What to work on:
Which lines in the data below contain the word "Category"? Return each of them.

┏━━

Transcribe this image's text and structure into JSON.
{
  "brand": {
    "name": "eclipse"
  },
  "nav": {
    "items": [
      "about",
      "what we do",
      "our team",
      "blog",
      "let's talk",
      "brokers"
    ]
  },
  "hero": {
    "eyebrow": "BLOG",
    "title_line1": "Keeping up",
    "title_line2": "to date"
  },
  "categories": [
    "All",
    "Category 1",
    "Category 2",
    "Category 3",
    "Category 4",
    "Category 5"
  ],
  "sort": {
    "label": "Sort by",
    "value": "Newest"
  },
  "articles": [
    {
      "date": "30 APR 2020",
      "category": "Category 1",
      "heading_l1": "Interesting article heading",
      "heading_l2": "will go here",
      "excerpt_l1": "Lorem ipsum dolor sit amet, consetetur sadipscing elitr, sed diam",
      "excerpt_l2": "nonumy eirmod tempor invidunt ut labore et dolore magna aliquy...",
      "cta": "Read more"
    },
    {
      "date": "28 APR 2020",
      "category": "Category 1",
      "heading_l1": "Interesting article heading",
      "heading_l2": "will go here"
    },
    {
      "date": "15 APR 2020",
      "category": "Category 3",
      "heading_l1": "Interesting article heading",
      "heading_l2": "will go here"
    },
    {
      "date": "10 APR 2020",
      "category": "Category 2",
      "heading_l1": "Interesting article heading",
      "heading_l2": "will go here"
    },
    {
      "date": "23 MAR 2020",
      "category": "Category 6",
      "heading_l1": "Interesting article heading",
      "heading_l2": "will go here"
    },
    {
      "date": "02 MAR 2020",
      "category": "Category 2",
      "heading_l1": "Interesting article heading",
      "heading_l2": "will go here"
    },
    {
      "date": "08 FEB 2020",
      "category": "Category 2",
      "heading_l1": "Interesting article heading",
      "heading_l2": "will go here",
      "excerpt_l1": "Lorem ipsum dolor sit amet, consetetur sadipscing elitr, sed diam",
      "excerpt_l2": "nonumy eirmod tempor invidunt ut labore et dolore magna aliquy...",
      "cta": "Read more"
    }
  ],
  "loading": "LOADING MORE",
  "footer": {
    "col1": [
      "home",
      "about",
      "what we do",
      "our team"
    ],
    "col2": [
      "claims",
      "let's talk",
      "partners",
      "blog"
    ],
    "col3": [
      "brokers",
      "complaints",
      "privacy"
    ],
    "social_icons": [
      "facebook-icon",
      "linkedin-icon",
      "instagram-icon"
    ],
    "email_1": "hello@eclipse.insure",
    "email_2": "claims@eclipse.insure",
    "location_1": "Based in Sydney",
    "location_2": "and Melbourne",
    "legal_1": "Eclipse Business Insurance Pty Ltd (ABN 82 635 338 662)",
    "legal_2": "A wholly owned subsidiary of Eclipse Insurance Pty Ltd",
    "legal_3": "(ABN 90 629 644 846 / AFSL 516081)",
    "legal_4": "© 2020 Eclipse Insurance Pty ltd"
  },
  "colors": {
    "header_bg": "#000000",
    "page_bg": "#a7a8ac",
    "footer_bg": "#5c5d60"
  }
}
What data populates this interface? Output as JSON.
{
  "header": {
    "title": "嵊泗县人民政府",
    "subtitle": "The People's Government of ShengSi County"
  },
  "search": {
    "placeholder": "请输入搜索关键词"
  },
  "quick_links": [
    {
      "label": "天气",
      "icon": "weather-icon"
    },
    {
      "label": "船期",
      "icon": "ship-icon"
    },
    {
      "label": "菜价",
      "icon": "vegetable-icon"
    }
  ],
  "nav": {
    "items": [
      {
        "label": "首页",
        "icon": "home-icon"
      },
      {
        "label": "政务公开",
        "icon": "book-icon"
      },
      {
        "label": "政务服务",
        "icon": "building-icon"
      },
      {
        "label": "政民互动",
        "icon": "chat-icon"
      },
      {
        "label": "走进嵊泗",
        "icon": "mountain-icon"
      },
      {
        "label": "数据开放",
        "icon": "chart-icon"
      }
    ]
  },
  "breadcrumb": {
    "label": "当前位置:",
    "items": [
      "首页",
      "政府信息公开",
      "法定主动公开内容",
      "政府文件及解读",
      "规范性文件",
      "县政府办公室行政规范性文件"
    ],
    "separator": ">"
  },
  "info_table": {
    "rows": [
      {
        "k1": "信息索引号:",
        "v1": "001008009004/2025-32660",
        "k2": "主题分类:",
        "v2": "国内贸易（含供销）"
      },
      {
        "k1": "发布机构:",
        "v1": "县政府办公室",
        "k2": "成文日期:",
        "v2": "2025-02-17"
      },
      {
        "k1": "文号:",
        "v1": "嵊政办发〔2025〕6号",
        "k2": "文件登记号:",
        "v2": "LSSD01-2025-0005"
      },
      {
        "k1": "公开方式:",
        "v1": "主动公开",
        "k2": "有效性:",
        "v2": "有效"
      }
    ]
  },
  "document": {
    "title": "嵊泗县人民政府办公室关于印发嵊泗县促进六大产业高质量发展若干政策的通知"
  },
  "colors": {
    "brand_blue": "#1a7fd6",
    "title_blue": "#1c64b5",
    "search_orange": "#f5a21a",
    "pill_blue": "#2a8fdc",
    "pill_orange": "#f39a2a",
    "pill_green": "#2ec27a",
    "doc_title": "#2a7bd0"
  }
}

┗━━

Task answer:
    "Category 1",
    "Category 2",
    "Category 3",
    "Category 4",
    "Category 5"
      "category": "Category 1",
      "category": "Category 1",
      "category": "Category 3",
      "category": "Category 2",
      "category": "Category 6",
      "category": "Category 2",
      "category": "Category 2",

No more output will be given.